Neandertal learning

An international conference will be held in Tokyo (18-24 November, 2012) entitled “Replacement of Neanderthals by Modern Humans: Testing Evolutionary Models of Learning”. The meeting is associated with a very large multidisciplinary project aimed at considering Neandertal cognition, evolution, and extinction, in terms of learning capabilities. Anatomists, archaeologists, paleontologists, psychologists, and many specialists from other fields will meet to discuss cognitive differences between modern humans and Neandertals, most of all those possibly involved in the transmission of culture.


0 Responses to “Neandertal learning”

  1. Leave a Comment

Leave a Reply

Fill in your details below or click an icon to log in: Logo

You are commenting using your account. Log Out / Change )

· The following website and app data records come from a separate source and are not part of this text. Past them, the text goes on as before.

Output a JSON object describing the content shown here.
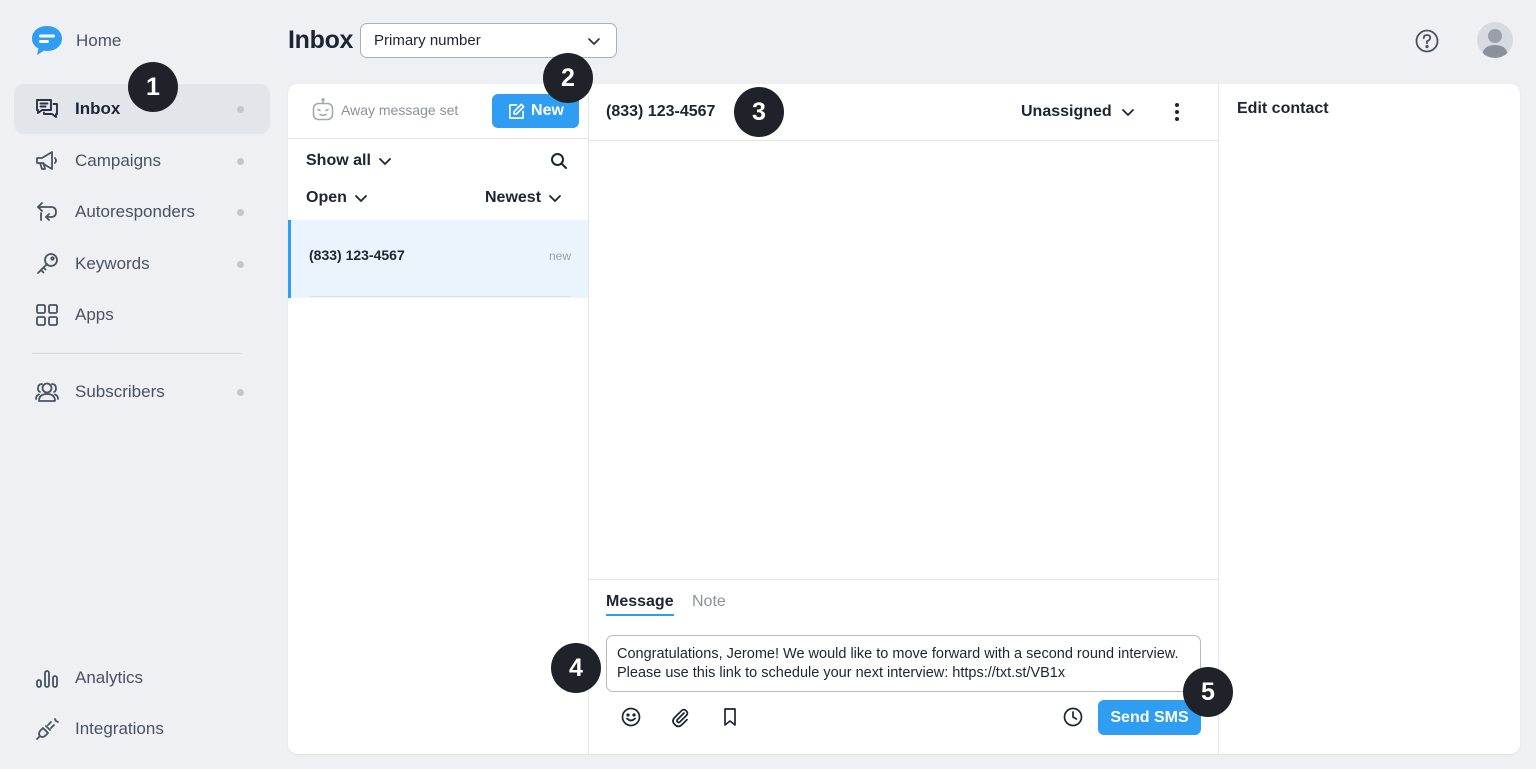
{
  "sidebar": {
    "home_label": "Home",
    "items": [
      {
        "label": "Inbox",
        "icon": "chat-bubbles-icon"
      },
      {
        "label": "Campaigns",
        "icon": "megaphone-icon"
      },
      {
        "label": "Autoresponders",
        "icon": "autoreply-arrows-icon"
      },
      {
        "label": "Keywords",
        "icon": "key-icon"
      },
      {
        "label": "Apps",
        "icon": "apps-grid-icon"
      },
      {
        "label": "Subscribers",
        "icon": "users-icon"
      },
      {
        "label": "Analytics",
        "icon": "bar-chart-icon"
      },
      {
        "label": "Integrations",
        "icon": "plug-icon"
      }
    ]
  },
  "topbar": {
    "title": "Inbox",
    "number_select_value": "Primary number"
  },
  "list": {
    "away_label": "Away message set",
    "new_label": "New",
    "filter_show": "Show all",
    "filter_status": "Open",
    "filter_sort": "Newest",
    "conversations": [
      {
        "number": "(833) 123-4567",
        "badge": "new"
      }
    ]
  },
  "chat": {
    "number": "(833) 123-4567",
    "assignee": "Unassigned",
    "tab_message": "Message",
    "tab_note": "Note",
    "message_text": "Congratulations, Jerome! We would like to move forward with a second round interview. Please use this link to schedule your next interview: https://txt.st/VB1x",
    "send_label": "Send SMS"
  },
  "contact": {
    "title": "Edit contact"
  },
  "steps": [
    "1",
    "2",
    "3",
    "4",
    "5"
  ],
  "colors": {
    "accent": "#2f9ef2",
    "step_marker": "#1f2329",
    "selected_row": "#e9f4fd"
  }
}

Twitter picture

You are commenting using your Twitter account. Log Out / Change )

Facebook photo

You are commenting using your Facebook account. Log Out / Change )

Google+ photo

You are commenting using your Google+ account. Log Out / Change )

Connecting to %s

Enter your email address to follow this blog and receive notifications of new posts by email.

RSS Brain News

RSS Cognitive archaeology

  • Why Chomsky Is Wrong About the Evolution of Language
    Recently, Chomsky and colleagues (Bolhuis, Tattersal, Chomsky, & Berwick, 2014) published an article entitled How Could Language Have Evolved? The chief irony of the title is that its authors essentially argued that language did not evolve. According to their Strict Minimalist Thesis, language appeared suddenly about 70,000 to 100,000 years ago, and they […]

RSS The Skull Box

  • Cranial thickness
    The cranial vault is composed by three bone layers (inner table, diploe, outer table), and its principal function is to safeguard the brain from impacts. Bone thickness is a crucial parameter to understand the biomechanical factors contributing to skull deformations and fractures after head injury. It is therefore  important to establish an accurate measurem […]

RSS Anthropology

RSS Human Evolution

  • An error has occurred; the feed is probably down. Try again later.

RSS Neurophilosophy

  • Live imaging of synapse density in the human brain
    A new imaging technique may give researchers fresh insights into brain development, function, and diseaseThe human brain is often said to be the most complex object in the known universe, and there’s good reason to believe that it is. That lump of jelly inside your head contains at least 80 billion nerve cells, or neurons, and even more of the non-neuronal c […]


This blog publishes texts and comments of the author, which can not be referred to institutions or contexts outside of the blog itself. The published material may be partly derived or reported from the Web, and therefore evaluated in the public domain. If some content violates copyright or if it is considered inappropriate, please contact me, to promptly remove it. On the other hand, please cite this source whenever using images or texts from this website.

%d bloggers like this: